 While discussion of hydroelectric power on the Congo River is dominated by the massive Grand Inga project and the dream of power for the entire continent, construction of a series of smaller dams to benefit local communities may produce tangible results much more quickly.

Grand Inga could generate as much as 39,000 megawatts of power. Earlier in February, a two-year, 13.4 million dollar contract was awarded to Aecom Technology Company and Éléctricité de France to carry out feasibility studies for the hydroelectric generation complex and transmission lines to carry power as far as Egypt, Nigeria and South Africa.  But the Grand Inga project has already encountered setbacks and attracted criticism.  Westcor, a consortium of state-owned power companies from five Southern African states, had a proposed 10 billion dollar, 4,000 megawatt project for a site known as Inga 3 rejected by the Democratic Republic of Congo government in February 2010. The DRC authorities instead agreed to a smaller project with mining giant BHP Billiton on the same site that would principally supply a new aluminium smelter being constructed the company 150 kilometres away.

This project has been criticised by environmental justice groups such as International Rivers.

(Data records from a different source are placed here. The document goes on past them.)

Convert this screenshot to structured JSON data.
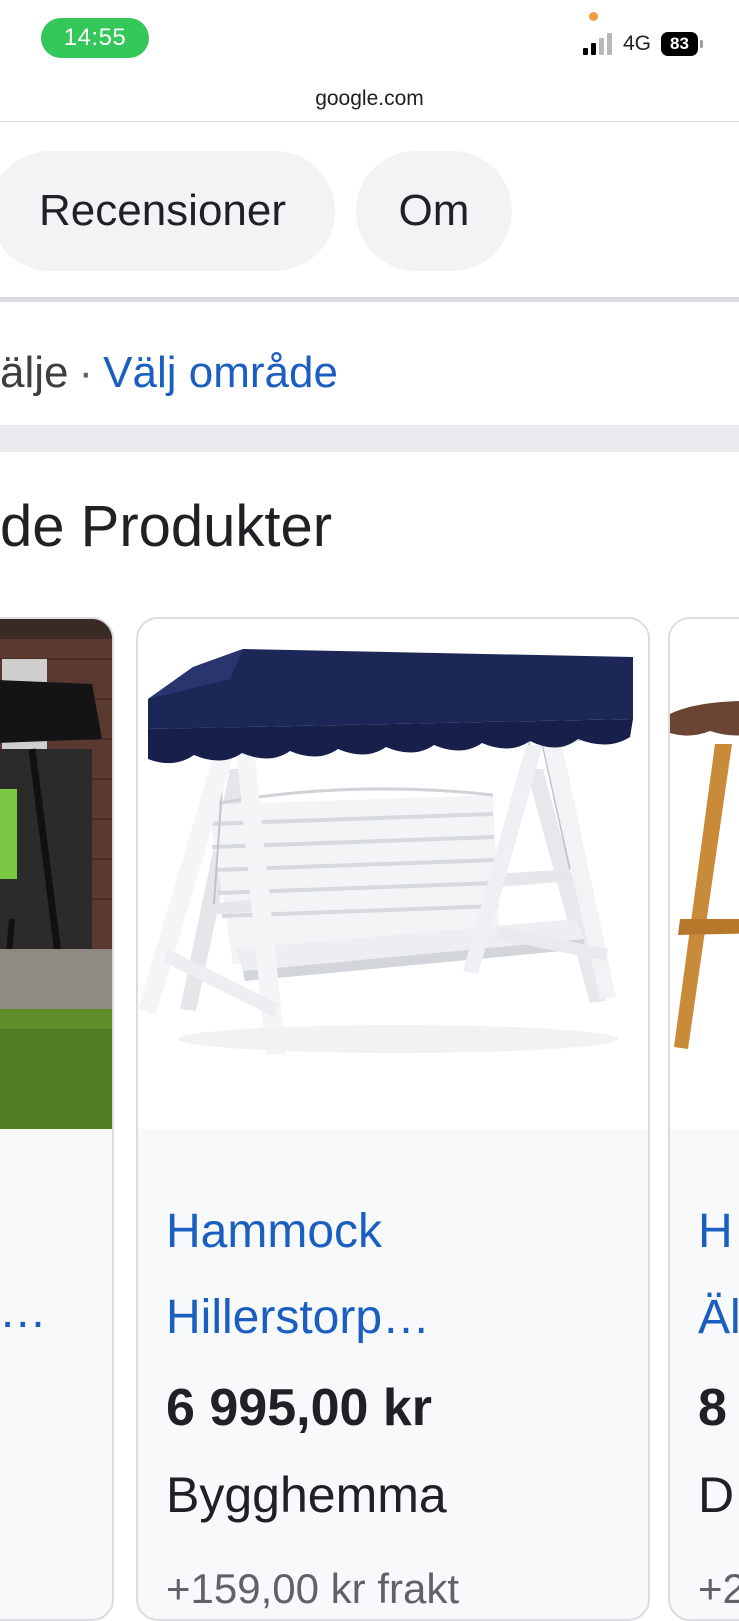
{
  "status_bar": {
    "time": "14:55",
    "network": "4G",
    "battery": "83"
  },
  "browser": {
    "url": "google.com"
  },
  "tabs": {
    "reviews": "Recensioner",
    "about": "Om"
  },
  "location": {
    "prefix": "älje",
    "separator": "·",
    "link": "Välj område"
  },
  "section": {
    "title": "de Produkter"
  },
  "products": {
    "left": {
      "title_line2": "a…"
    },
    "main": {
      "title_line1": "Hammock",
      "title_line2": "Hillerstorp…",
      "price": "6 995,00 kr",
      "store": "Bygghemma",
      "shipping": "+159,00 kr frakt"
    },
    "right": {
      "title_line1": "H",
      "title_line2": "Äl",
      "price": "8",
      "store": "D",
      "shipping": "+2"
    }
  },
  "colors": {
    "link": "#1a5fc0",
    "time_pill": "#34c759",
    "chip_bg": "#f1f3f4",
    "canopy_navy": "#1d2757"
  }
}
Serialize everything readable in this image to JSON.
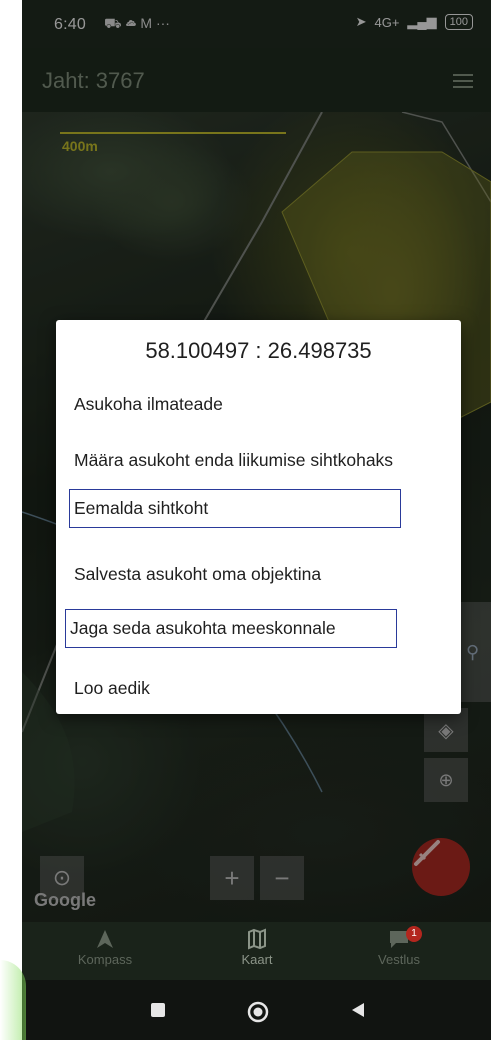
{
  "status_bar": {
    "time": "6:40",
    "icons": "⛟ ☁ M ···",
    "network": "4G+",
    "battery": "100"
  },
  "app_bar": {
    "title": "Jaht: 3767"
  },
  "map": {
    "scale_label": "400m",
    "google_label": "Google"
  },
  "dialog": {
    "coordinates": "58.100497 : 26.498735",
    "options": [
      {
        "label": "Asukoha ilmateade"
      },
      {
        "label": "Määra asukoht enda liikumise sihtkohaks"
      },
      {
        "label": "Eemalda sihtkoht"
      },
      {
        "label": "Salvesta asukoht oma objektina"
      },
      {
        "label": "Jaga seda asukohta meeskonnale"
      },
      {
        "label": "Loo aedik"
      }
    ]
  },
  "bottom_nav": {
    "items": [
      {
        "label": "Kompass",
        "icon": "compass-arrow-icon"
      },
      {
        "label": "Kaart",
        "icon": "map-icon"
      },
      {
        "label": "Vestlus",
        "icon": "chat-icon",
        "badge": "1"
      }
    ],
    "active": "Kaart"
  },
  "colors": {
    "app_bar": "#1e2a1e",
    "scale_bar": "#b8b42a",
    "fab": "#a52821",
    "highlight_border": "#2a3a9a"
  }
}
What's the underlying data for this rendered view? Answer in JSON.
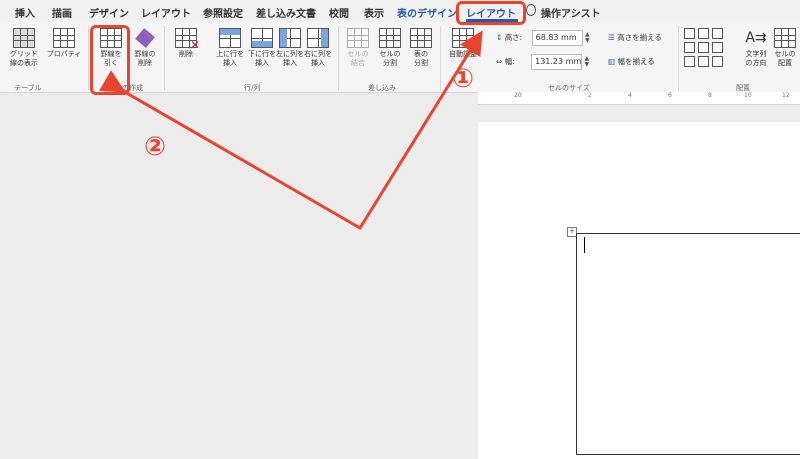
{
  "tabs": [
    {
      "label": "挿入",
      "kind": "normal"
    },
    {
      "label": "描画",
      "kind": "normal"
    },
    {
      "label": "デザイン",
      "kind": "normal"
    },
    {
      "label": "レイアウト",
      "kind": "normal"
    },
    {
      "label": "参照設定",
      "kind": "normal"
    },
    {
      "label": "差し込み文書",
      "kind": "normal"
    },
    {
      "label": "校閲",
      "kind": "normal"
    },
    {
      "label": "表示",
      "kind": "normal"
    },
    {
      "label": "表のデザイン",
      "kind": "context"
    },
    {
      "label": "レイアウト",
      "kind": "active"
    },
    {
      "label": "操作アシスト",
      "kind": "normal"
    }
  ],
  "ribbon": {
    "table": {
      "gridlines_label": "グリッド\n線の表示",
      "properties_label": "プロパティ",
      "group_label": "テーブル"
    },
    "draw": {
      "draw_table_label": "罫線を\n引く",
      "eraser_label": "罫線の\n削除",
      "group_label": "罫線の作成"
    },
    "rows_cols": {
      "delete_label": "削除",
      "insert_above_label": "上に行を\n挿入",
      "insert_below_label": "下に行を\n挿入",
      "insert_left_label": "左に列を\n挿入",
      "insert_right_label": "右に列を\n挿入",
      "group_label": "行/列"
    },
    "merge": {
      "merge_cells_label": "セルの\n結合",
      "split_cells_label": "セルの\n分割",
      "split_table_label": "表の\n分割",
      "group_label": "差し込み"
    },
    "autofit": {
      "label": "自動調整"
    },
    "cell_size": {
      "height_label": "高さ:",
      "height_value": "68.83 mm",
      "width_label": "幅:",
      "width_value": "131.23 mm",
      "distribute_rows_label": "高さを揃える",
      "distribute_cols_label": "幅を揃える",
      "group_label": "セルのサイズ"
    },
    "alignment": {
      "text_direction_label": "文字列\nの方向",
      "cell_margins_label": "セルの\n配置",
      "group_label": "配置"
    }
  },
  "ruler": {
    "ticks": [
      "20",
      "2",
      "4",
      "6",
      "8",
      "10",
      "12"
    ]
  },
  "annotations": {
    "marker1": "①",
    "marker2": "②"
  },
  "colors": {
    "accent": "#2b56b4",
    "annotation": "#e8442e"
  }
}
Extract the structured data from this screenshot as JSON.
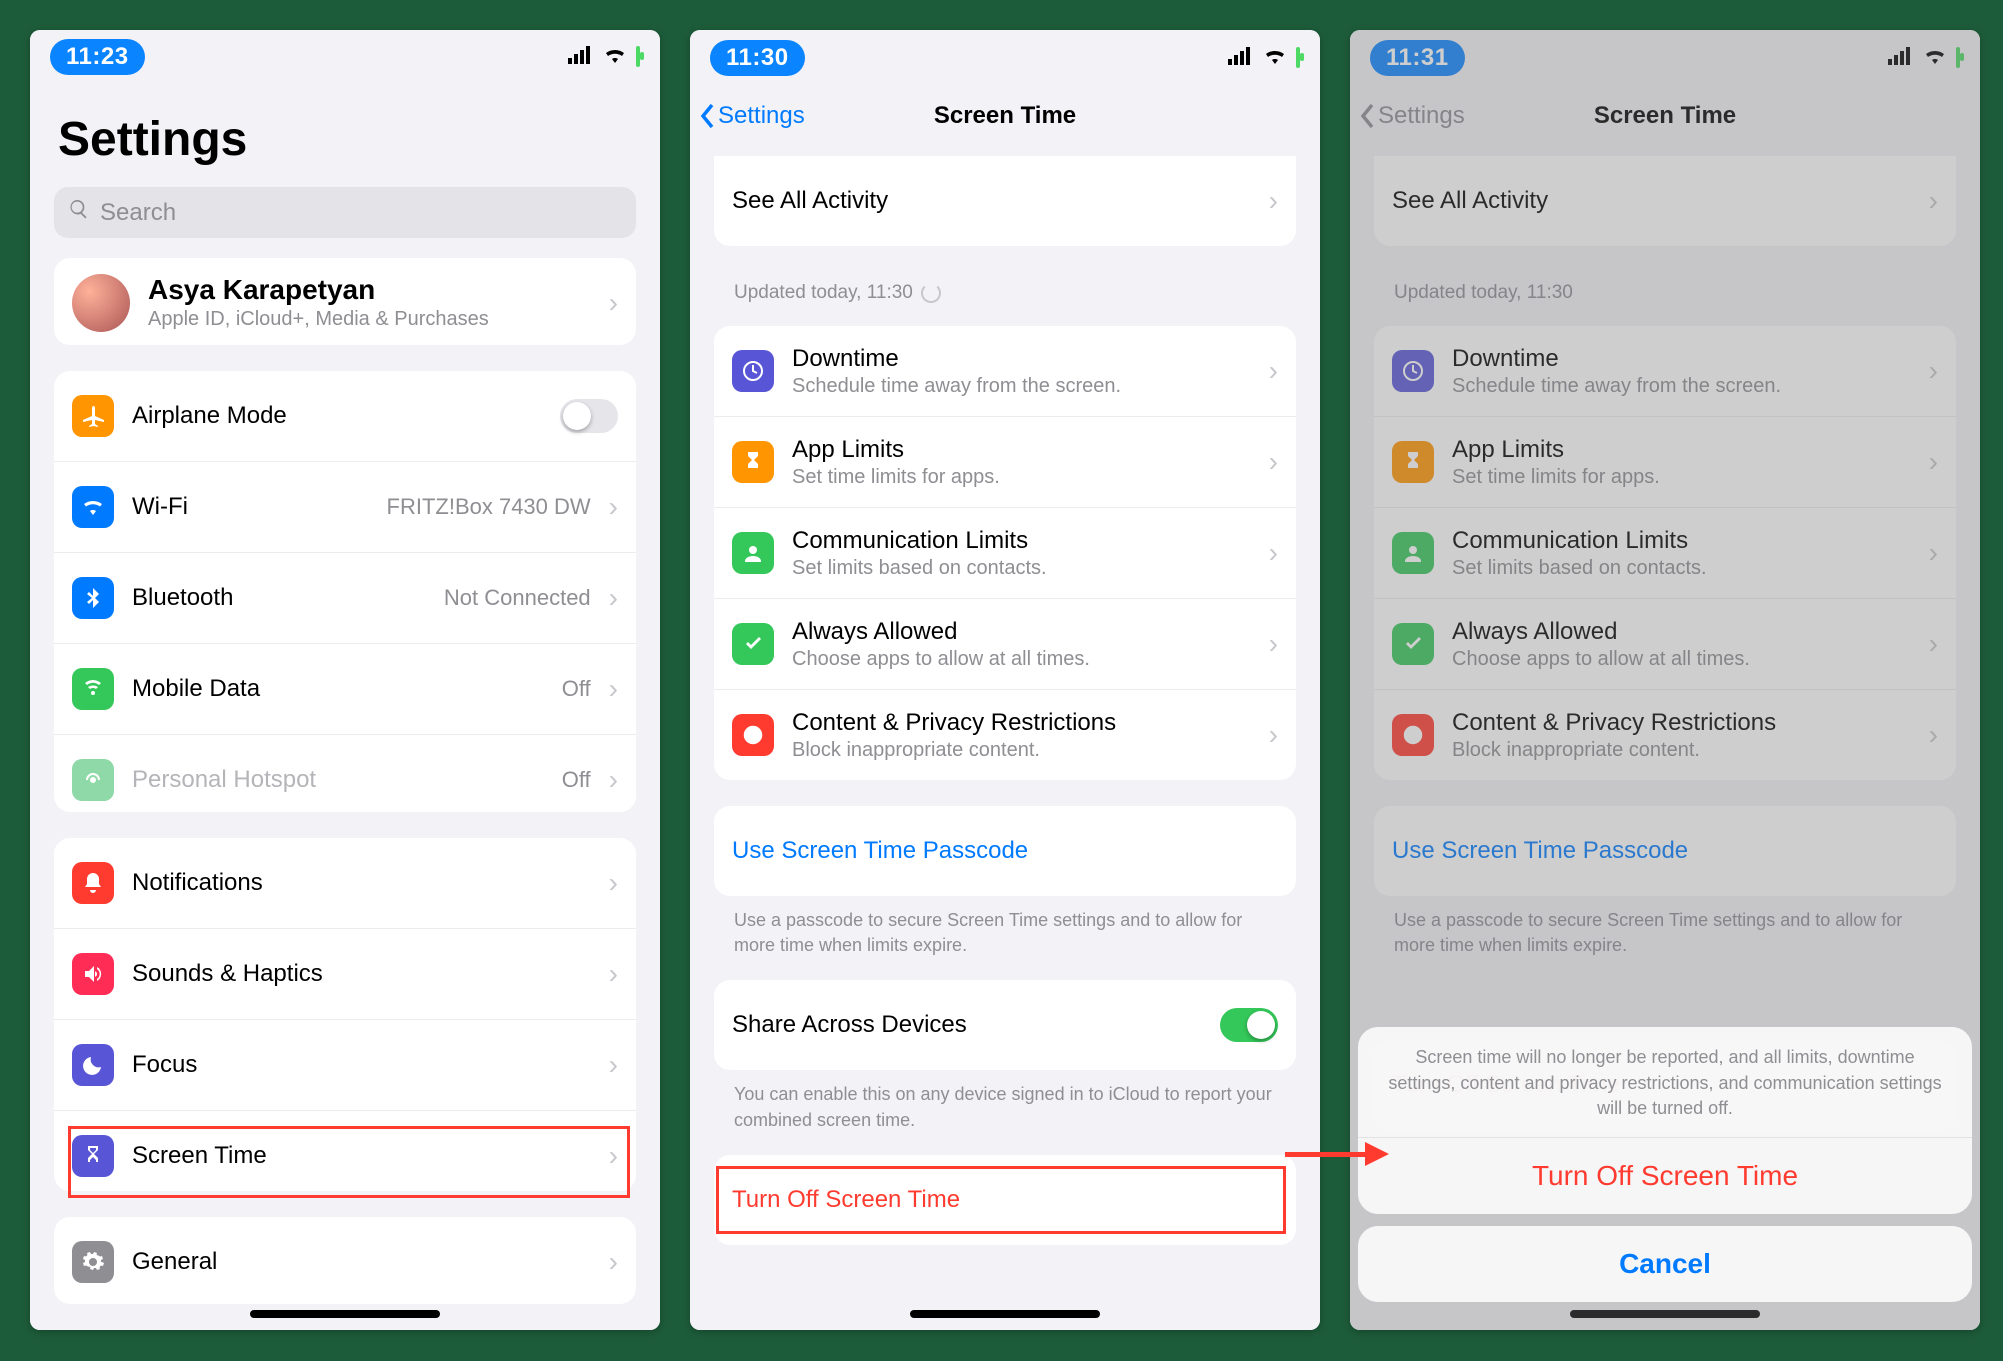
{
  "screen1": {
    "time": "11:23",
    "title": "Settings",
    "search_placeholder": "Search",
    "apple_id": {
      "name": "Asya Karapetyan",
      "subtitle": "Apple ID, iCloud+, Media & Purchases"
    },
    "rows": {
      "airplane": {
        "label": "Airplane Mode"
      },
      "wifi": {
        "label": "Wi-Fi",
        "value": "FRITZ!Box 7430 DW"
      },
      "bluetooth": {
        "label": "Bluetooth",
        "value": "Not Connected"
      },
      "mobile_data": {
        "label": "Mobile Data",
        "value": "Off"
      },
      "hotspot": {
        "label": "Personal Hotspot",
        "value": "Off"
      },
      "notifications": {
        "label": "Notifications"
      },
      "sounds": {
        "label": "Sounds & Haptics"
      },
      "focus": {
        "label": "Focus"
      },
      "screentime": {
        "label": "Screen Time"
      },
      "general": {
        "label": "General"
      }
    }
  },
  "screen2": {
    "time": "11:30",
    "back": "Settings",
    "title": "Screen Time",
    "see_all": "See All Activity",
    "updated": "Updated today, 11:30",
    "items": {
      "downtime": {
        "label": "Downtime",
        "sub": "Schedule time away from the screen."
      },
      "applimits": {
        "label": "App Limits",
        "sub": "Set time limits for apps."
      },
      "comm": {
        "label": "Communication Limits",
        "sub": "Set limits based on contacts."
      },
      "always": {
        "label": "Always Allowed",
        "sub": "Choose apps to allow at all times."
      },
      "content": {
        "label": "Content & Privacy Restrictions",
        "sub": "Block inappropriate content."
      }
    },
    "passcode_link": "Use Screen Time Passcode",
    "passcode_footer": "Use a passcode to secure Screen Time settings and to allow for more time when limits expire.",
    "share": "Share Across Devices",
    "share_footer": "You can enable this on any device signed in to iCloud to report your combined screen time.",
    "turn_off": "Turn Off Screen Time"
  },
  "screen3": {
    "time": "11:31",
    "back": "Settings",
    "title": "Screen Time",
    "see_all": "See All Activity",
    "updated": "Updated today, 11:30",
    "items": {
      "downtime": {
        "label": "Downtime",
        "sub": "Schedule time away from the screen."
      },
      "applimits": {
        "label": "App Limits",
        "sub": "Set time limits for apps."
      },
      "comm": {
        "label": "Communication Limits",
        "sub": "Set limits based on contacts."
      },
      "always": {
        "label": "Always Allowed",
        "sub": "Choose apps to allow at all times."
      },
      "content": {
        "label": "Content & Privacy Restrictions",
        "sub": "Block inappropriate content."
      }
    },
    "passcode_link": "Use Screen Time Passcode",
    "passcode_footer": "Use a passcode to secure Screen Time settings and to allow for more time when limits expire.",
    "turn_off": "Turn Off Screen Time",
    "sheet": {
      "message": "Screen time will no longer be reported, and all limits, downtime settings, content and privacy restrictions, and communication settings will be turned off.",
      "action": "Turn Off Screen Time",
      "cancel": "Cancel"
    }
  }
}
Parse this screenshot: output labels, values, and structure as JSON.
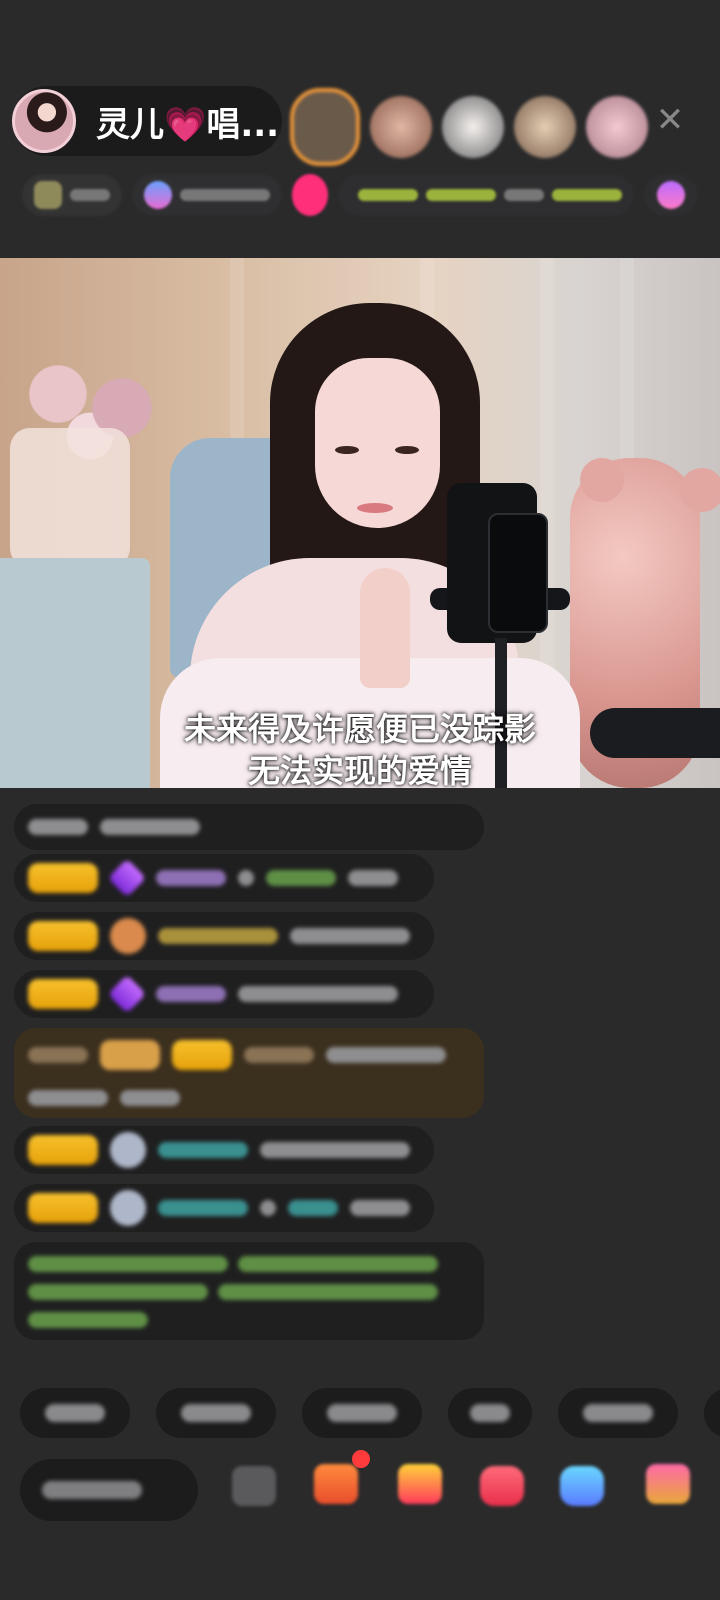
{
  "header": {
    "host_name": "灵儿",
    "host_name_suffix": "唱...",
    "heart": "💗",
    "close_icon": "✕"
  },
  "video": {
    "lyric_line_1": "未来得及许愿便已没踪影",
    "lyric_line_2": "无法实现的爱情"
  },
  "colors": {
    "background": "#2a2a2b",
    "badge_gold": "#f7c12c",
    "accent_pink": "#ff4fa0"
  }
}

Just six percent of Congolese have access to electricity, says International Rivers, and the BHP Billiton project would prioritise supplying energy-intensive industry rather than the needs of the population.  The environmentalists are also sceptical of the promise of the larger plans Aecom is now studying as well, arguing that the continent lacks a distribution network to carry power from a single mega-project to the majority of those who need it; they argue that the estimated 80 billion dollar price tag would be better spent on decentralised generation, including wind, solar and micro-hydro plants.  They also cite the risk of corruption and mismanagement, a warning given teeth by the 2008 disappearance of $6.5 million intended to rehabilitate one of the two aging power stations already in place at the Inga site.

While the debate swirls around the larger projects, February finds work under way on a dam at Kakobola, one of the first of up to 315 much smaller dams planned for sites around the country…The Kakobola dam will also contribute towards securing regular access to drinking water, particularly in Kikwit, where 800,000 people lack access to safe water…”I hope that the work on this dam won’t stop mid-way,” said Emery Raphaël Mikolo, a nurse in Idiofa. “We have seen it many times in our country – the work starts briskly, but then a gloomy silence takes over.”…Though small-scale dams such as this one at Kakobola do not answer the question of powering energy-intensive industry in DRC and beyond, if the dam delivers the expected benefits for the region it sits in, it may create alternatives to a development path that relies so heavily on resource extraction.

Excerpts from Badylon K. Bakiman, Small Is Beautiful – And Electrifying, Inter Press Service, Feb. 24, 2011